(Data about app and page elements)
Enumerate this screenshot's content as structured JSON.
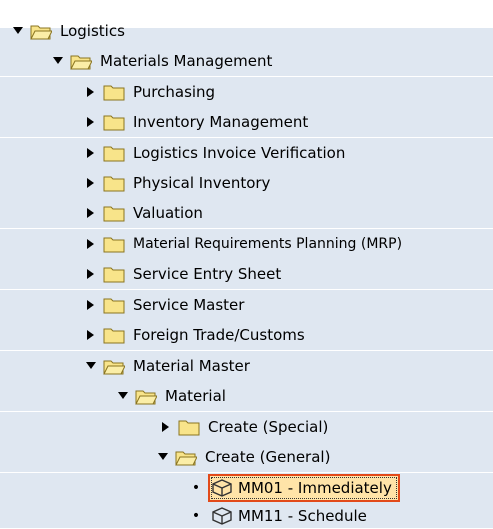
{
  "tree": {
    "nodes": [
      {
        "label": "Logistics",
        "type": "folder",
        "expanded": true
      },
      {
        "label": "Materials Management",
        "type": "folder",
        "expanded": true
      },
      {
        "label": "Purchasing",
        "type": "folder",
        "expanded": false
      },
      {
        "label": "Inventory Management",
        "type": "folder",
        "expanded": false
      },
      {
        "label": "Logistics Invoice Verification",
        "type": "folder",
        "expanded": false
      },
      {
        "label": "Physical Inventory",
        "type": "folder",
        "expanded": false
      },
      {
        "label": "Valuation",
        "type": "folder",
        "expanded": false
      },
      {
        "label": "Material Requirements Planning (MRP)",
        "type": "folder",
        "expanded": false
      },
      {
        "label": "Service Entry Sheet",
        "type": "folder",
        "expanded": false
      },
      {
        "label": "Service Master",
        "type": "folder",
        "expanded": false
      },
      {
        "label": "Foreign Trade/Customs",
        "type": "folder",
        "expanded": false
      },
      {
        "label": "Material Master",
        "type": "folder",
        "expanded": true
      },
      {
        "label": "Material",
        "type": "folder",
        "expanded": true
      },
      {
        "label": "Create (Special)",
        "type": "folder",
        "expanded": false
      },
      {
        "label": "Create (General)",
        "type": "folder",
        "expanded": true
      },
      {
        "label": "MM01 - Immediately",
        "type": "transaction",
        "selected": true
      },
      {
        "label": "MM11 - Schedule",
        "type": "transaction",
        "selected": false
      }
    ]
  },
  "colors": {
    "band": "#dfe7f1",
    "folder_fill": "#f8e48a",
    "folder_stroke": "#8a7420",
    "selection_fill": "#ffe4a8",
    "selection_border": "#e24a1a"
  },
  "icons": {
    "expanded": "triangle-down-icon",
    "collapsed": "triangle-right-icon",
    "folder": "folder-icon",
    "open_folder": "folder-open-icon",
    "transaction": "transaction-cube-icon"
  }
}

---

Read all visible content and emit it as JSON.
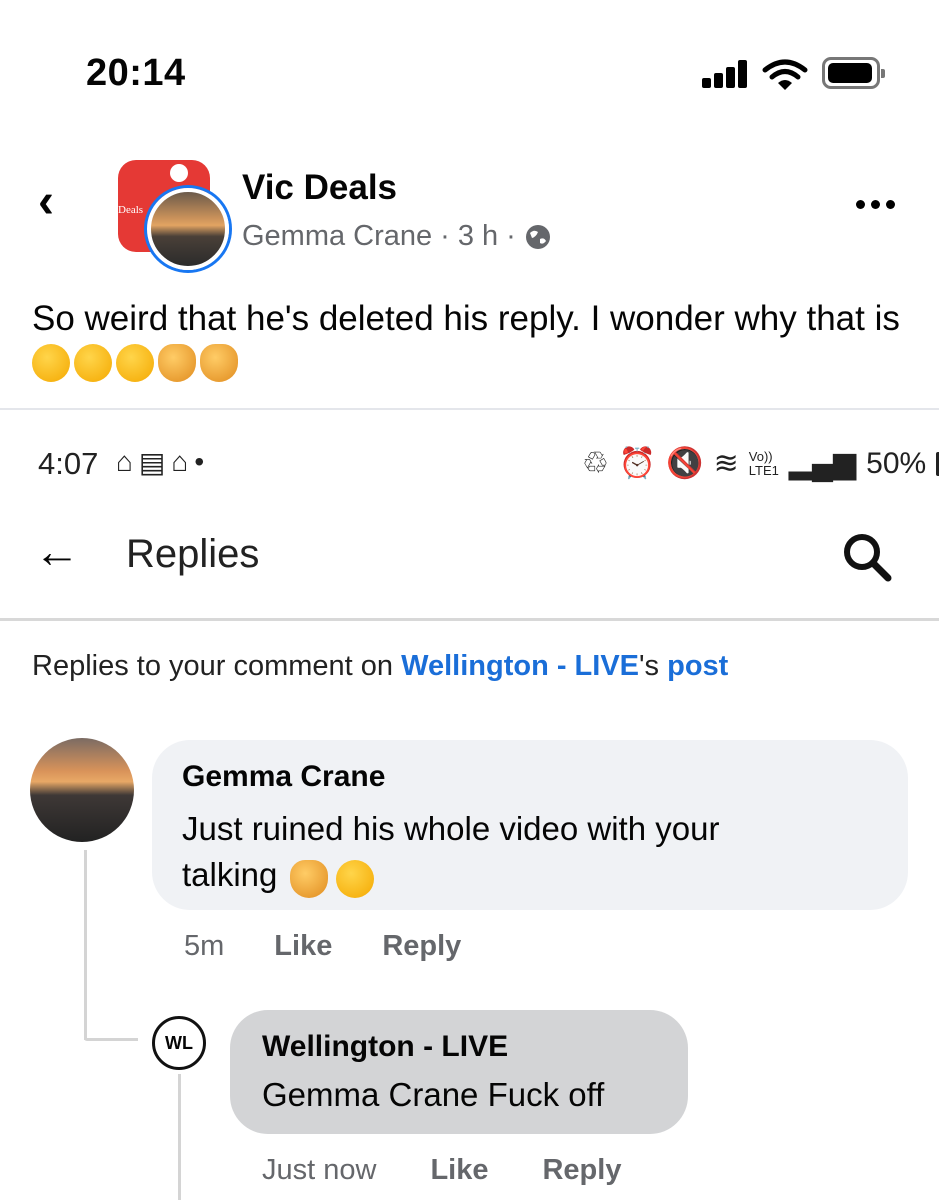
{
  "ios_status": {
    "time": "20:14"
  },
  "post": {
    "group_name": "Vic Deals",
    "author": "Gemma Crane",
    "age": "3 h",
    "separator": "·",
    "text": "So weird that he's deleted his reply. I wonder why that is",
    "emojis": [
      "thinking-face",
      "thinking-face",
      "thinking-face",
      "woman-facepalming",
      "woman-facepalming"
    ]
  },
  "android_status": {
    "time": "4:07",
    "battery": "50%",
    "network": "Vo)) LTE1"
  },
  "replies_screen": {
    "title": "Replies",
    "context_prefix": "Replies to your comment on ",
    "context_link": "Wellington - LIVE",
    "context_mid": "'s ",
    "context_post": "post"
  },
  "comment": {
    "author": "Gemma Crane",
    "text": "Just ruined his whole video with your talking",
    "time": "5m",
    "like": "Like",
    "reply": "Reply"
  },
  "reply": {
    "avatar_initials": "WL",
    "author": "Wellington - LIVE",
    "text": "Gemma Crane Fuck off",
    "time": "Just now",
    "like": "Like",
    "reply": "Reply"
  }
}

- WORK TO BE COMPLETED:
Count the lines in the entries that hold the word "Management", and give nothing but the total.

- EXPECTED ANSWER:
2